In the Shenzhen Bay Sports Center, on the other side of the Perflusses, left China in mid-August military unit arrival

Some companies are trying, allegedly to pressure from Beijing, your employees, and hold to participate in the protests. So, the Hong Kong airline Cathay Pacific has been involved in the China, for this reason, employees are dismissed and further threatened with termination.

German companies do not do this according to their own information. “We gave our employees no specific recommendations regarding your personal participation in the protests in Hong Kong,” according to BASF Hong Kong to DW on request.

No guidelines for staff

The same is true for other German companies in Hong Kong, says Wolfgang low mark, managing Director of the German chamber of Commerce abroad (AHK) in Hong Kong. “We’re guests here”, so low-mark for the DW. “No company makes their employees targets, whether they demonstrate or not to demonstrate.”

To him, no case is known that a German company would have complained about it to China under pressure has been set, so mark more. The AHK Hong Kong has around 450 members, and the total estimated number of German companies in Hong Kong on a good 600.

Not all can have such a long history such as the history of the chemical company, BASF, the Headquarters for the East Asia Region in Hong Kong. The business relationships date back to the 1880s. At that time, Hong Kong was a British crown colony.

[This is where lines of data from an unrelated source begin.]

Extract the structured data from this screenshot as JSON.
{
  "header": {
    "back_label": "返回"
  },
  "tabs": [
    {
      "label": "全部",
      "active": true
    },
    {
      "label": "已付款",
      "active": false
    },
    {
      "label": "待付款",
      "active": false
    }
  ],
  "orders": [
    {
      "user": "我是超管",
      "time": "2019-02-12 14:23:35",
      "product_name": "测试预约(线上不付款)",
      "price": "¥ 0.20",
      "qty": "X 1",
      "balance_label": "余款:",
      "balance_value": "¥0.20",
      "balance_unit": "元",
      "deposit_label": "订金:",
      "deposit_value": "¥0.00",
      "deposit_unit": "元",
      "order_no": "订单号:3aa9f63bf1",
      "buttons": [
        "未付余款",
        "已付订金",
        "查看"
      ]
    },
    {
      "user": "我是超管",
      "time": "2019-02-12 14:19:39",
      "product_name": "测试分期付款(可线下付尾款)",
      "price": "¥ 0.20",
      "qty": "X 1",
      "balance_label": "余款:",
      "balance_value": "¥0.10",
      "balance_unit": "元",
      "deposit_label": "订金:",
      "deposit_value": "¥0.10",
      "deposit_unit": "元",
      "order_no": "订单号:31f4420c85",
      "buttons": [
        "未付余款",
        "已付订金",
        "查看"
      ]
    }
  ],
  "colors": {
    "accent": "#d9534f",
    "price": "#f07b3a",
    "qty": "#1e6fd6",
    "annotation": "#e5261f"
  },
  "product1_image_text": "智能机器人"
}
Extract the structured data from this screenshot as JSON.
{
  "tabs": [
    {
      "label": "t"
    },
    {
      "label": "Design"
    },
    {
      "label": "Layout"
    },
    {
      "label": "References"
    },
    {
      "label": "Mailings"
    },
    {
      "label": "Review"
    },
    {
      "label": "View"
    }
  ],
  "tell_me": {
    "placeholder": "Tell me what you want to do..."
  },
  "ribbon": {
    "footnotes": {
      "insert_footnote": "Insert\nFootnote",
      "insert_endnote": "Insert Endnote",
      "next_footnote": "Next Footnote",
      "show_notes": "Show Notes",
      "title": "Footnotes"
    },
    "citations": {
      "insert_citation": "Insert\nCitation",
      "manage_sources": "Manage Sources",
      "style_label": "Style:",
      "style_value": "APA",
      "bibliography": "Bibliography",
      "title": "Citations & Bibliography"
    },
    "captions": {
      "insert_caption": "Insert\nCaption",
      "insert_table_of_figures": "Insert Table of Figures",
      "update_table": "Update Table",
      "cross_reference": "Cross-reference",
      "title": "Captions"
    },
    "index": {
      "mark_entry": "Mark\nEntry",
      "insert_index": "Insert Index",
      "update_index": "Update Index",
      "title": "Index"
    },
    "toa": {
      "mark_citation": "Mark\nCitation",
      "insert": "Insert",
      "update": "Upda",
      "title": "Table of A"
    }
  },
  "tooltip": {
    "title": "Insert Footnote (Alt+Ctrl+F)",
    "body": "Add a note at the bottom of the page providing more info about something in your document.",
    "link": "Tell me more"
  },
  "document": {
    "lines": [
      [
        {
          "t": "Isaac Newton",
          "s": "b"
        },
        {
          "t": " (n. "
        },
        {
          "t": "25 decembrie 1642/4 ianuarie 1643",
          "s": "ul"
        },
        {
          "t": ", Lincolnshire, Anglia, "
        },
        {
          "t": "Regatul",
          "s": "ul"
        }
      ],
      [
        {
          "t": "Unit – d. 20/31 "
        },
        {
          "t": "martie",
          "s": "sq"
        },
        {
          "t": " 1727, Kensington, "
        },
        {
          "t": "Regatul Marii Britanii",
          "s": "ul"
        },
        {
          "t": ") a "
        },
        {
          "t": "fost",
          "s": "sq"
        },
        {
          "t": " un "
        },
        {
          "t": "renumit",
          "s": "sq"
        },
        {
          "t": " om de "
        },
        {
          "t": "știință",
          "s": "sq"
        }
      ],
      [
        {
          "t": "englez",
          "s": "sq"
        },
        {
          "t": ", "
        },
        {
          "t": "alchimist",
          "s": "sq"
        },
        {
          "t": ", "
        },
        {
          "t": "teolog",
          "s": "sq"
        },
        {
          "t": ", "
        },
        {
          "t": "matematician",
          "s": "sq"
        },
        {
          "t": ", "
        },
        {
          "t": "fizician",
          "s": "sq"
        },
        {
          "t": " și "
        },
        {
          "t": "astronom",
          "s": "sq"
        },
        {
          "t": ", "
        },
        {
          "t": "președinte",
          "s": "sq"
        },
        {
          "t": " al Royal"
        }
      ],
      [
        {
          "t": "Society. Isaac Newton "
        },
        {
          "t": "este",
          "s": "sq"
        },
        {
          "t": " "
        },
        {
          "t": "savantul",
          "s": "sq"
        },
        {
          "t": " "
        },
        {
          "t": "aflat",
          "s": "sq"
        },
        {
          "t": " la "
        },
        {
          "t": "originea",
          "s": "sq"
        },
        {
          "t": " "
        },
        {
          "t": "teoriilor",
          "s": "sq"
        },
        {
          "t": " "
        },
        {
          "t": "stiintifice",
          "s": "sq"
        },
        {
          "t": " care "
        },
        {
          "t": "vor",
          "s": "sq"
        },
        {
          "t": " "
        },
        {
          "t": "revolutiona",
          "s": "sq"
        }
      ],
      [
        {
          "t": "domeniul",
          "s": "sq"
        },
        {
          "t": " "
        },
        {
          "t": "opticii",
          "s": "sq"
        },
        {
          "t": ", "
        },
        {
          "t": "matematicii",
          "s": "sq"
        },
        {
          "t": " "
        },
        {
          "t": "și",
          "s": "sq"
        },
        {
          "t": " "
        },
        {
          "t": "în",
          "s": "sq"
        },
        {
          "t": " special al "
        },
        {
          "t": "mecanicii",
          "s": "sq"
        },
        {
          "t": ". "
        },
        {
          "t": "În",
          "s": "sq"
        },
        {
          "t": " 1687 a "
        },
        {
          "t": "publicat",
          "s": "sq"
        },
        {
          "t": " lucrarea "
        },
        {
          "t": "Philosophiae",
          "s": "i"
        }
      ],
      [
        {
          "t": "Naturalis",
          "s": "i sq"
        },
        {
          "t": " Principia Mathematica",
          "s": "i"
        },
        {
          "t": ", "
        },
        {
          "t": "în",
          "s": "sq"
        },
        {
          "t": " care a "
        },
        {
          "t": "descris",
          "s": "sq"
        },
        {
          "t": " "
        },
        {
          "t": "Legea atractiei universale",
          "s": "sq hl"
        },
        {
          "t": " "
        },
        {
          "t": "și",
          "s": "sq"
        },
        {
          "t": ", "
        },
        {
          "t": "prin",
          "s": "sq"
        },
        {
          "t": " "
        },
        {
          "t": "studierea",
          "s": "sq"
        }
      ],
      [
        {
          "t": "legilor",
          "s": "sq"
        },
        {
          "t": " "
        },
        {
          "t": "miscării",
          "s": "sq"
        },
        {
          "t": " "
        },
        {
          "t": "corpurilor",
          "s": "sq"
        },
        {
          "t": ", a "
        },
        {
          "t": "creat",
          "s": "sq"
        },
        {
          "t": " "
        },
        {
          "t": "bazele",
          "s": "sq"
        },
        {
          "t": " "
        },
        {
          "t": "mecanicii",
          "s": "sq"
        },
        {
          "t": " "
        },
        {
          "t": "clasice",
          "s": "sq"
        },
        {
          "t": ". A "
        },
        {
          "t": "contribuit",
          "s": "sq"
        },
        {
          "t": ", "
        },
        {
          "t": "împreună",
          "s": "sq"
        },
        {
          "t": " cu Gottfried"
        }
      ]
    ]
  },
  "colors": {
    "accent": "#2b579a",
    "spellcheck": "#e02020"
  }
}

In 1898, the Chinese government was then forced to lease the so-called New Territories, Hong Kong for 99 years to great Britain.

“We are monitoring the Events in Hong Kong closely,” a company spokeswoman for DW. “Our main concern is the safety of our employees and their families.” The way to work is not because of the protests possible, had all the employees the opportunity to work flexibly or from home.